Stored items from a collection:
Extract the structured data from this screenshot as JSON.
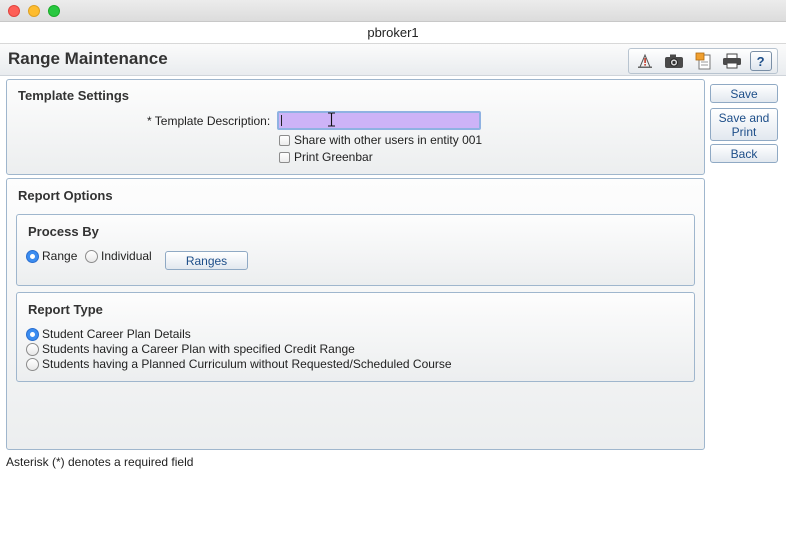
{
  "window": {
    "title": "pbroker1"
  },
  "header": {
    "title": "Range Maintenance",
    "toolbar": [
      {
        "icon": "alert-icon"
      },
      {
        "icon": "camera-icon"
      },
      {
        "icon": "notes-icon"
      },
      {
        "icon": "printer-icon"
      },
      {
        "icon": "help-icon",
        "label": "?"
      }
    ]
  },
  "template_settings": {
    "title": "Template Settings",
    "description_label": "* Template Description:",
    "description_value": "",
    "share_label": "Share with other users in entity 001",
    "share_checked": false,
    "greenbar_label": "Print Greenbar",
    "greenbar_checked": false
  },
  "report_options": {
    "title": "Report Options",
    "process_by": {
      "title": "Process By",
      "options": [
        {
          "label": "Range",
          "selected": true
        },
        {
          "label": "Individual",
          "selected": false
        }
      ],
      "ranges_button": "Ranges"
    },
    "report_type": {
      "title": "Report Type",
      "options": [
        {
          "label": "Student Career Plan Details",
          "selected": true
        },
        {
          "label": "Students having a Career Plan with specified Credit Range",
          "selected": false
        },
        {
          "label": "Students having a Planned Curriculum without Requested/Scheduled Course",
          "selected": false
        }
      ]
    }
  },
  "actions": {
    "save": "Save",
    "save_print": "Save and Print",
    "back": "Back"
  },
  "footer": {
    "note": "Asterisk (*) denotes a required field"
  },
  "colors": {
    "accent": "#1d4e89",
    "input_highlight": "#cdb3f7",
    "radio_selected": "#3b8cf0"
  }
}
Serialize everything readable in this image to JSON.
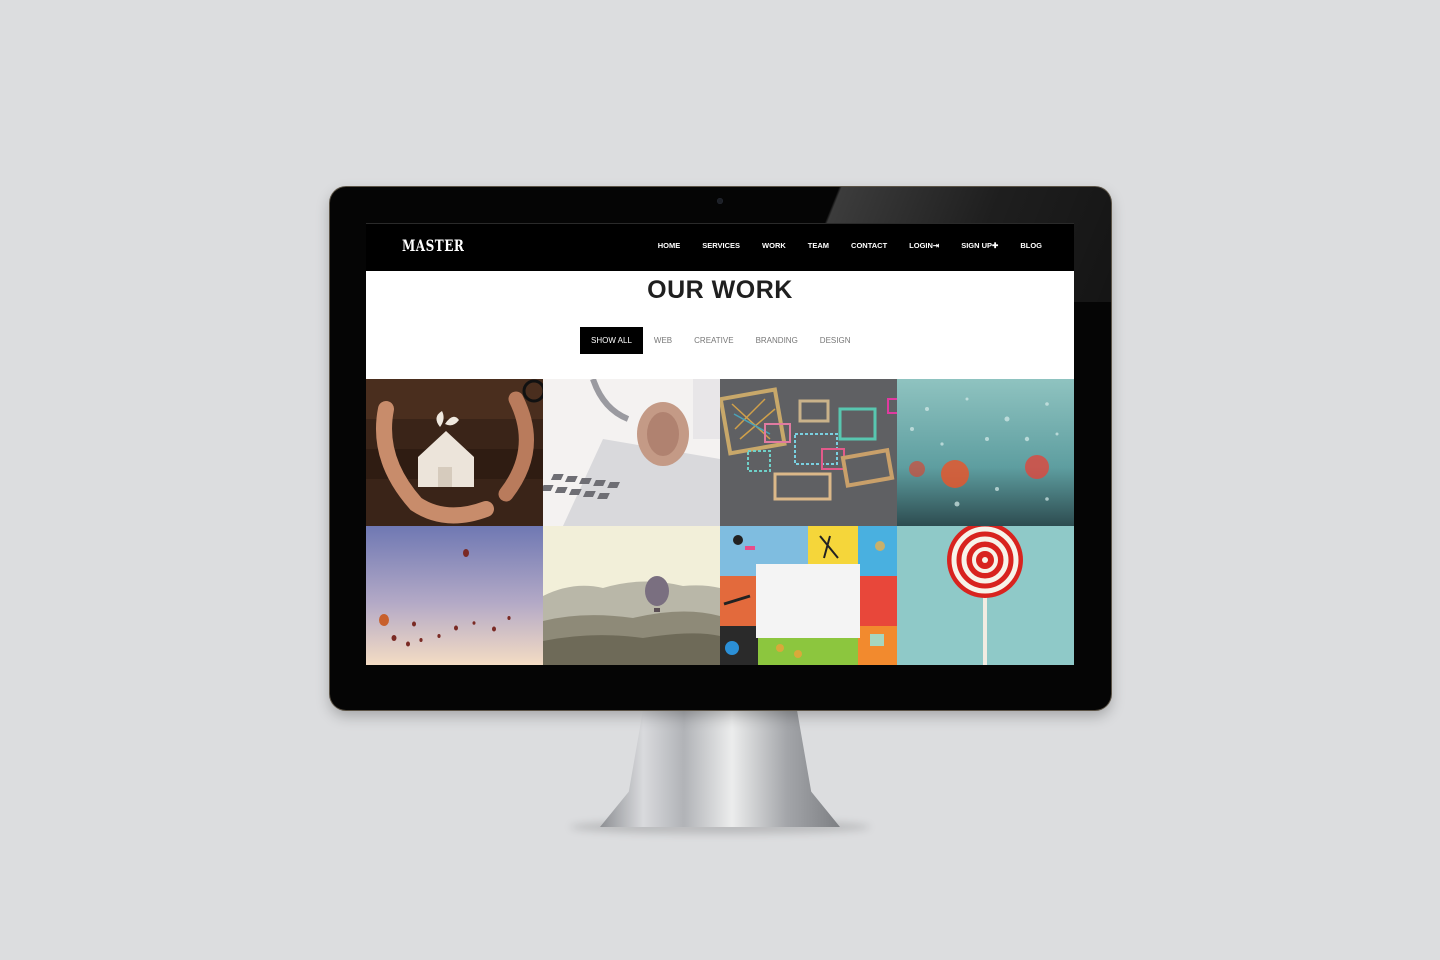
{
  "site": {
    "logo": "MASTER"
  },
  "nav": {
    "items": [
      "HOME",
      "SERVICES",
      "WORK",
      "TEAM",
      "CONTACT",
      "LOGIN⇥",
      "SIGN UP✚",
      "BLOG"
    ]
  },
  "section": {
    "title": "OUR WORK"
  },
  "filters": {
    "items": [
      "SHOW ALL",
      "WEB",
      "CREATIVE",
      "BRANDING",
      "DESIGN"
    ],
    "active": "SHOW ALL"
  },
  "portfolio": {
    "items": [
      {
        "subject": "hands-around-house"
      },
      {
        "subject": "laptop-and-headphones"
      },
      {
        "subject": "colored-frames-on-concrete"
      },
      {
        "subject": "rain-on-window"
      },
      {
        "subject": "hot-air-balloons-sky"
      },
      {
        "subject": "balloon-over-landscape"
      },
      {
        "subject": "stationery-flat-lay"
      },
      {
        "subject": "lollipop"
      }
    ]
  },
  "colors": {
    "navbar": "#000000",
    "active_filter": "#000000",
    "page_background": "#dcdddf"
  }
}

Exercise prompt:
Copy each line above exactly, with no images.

Response for this exercise:
Extract the structured data from this screenshot as JSON.
{
  "window": {
    "title": "pbroker1"
  },
  "header": {
    "title": "Range Maintenance",
    "toolbar": [
      {
        "icon": "alert-icon"
      },
      {
        "icon": "camera-icon"
      },
      {
        "icon": "notes-icon"
      },
      {
        "icon": "printer-icon"
      },
      {
        "icon": "help-icon",
        "label": "?"
      }
    ]
  },
  "template_settings": {
    "title": "Template Settings",
    "description_label": "* Template Description:",
    "description_value": "",
    "share_label": "Share with other users in entity 001",
    "share_checked": false,
    "greenbar_label": "Print Greenbar",
    "greenbar_checked": false
  },
  "report_options": {
    "title": "Report Options",
    "process_by": {
      "title": "Process By",
      "options": [
        {
          "label": "Range",
          "selected": true
        },
        {
          "label": "Individual",
          "selected": false
        }
      ],
      "ranges_button": "Ranges"
    },
    "report_type": {
      "title": "Report Type",
      "options": [
        {
          "label": "Student Career Plan Details",
          "selected": true
        },
        {
          "label": "Students having a Career Plan with specified Credit Range",
          "selected": false
        },
        {
          "label": "Students having a Planned Curriculum without Requested/Scheduled Course",
          "selected": false
        }
      ]
    }
  },
  "actions": {
    "save": "Save",
    "save_print": "Save and Print",
    "back": "Back"
  },
  "footer": {
    "note": "Asterisk (*) denotes a required field"
  },
  "colors": {
    "accent": "#1d4e89",
    "input_highlight": "#cdb3f7",
    "radio_selected": "#3b8cf0"
  }
}
Serialize everything readable in this image to JSON.
{
  "site": {
    "logo": "MASTER"
  },
  "nav": {
    "items": [
      "HOME",
      "SERVICES",
      "WORK",
      "TEAM",
      "CONTACT",
      "LOGIN⇥",
      "SIGN UP✚",
      "BLOG"
    ]
  },
  "section": {
    "title": "OUR WORK"
  },
  "filters": {
    "items": [
      "SHOW ALL",
      "WEB",
      "CREATIVE",
      "BRANDING",
      "DESIGN"
    ],
    "active": "SHOW ALL"
  },
  "portfolio": {
    "items": [
      {
        "subject": "hands-around-house"
      },
      {
        "subject": "laptop-and-headphones"
      },
      {
        "subject": "colored-frames-on-concrete"
      },
      {
        "subject": "rain-on-window"
      },
      {
        "subject": "hot-air-balloons-sky"
      },
      {
        "subject": "balloon-over-landscape"
      },
      {
        "subject": "stationery-flat-lay"
      },
      {
        "subject": "lollipop"
      }
    ]
  },
  "colors": {
    "navbar": "#000000",
    "active_filter": "#000000",
    "page_background": "#dcdddf"
  }
}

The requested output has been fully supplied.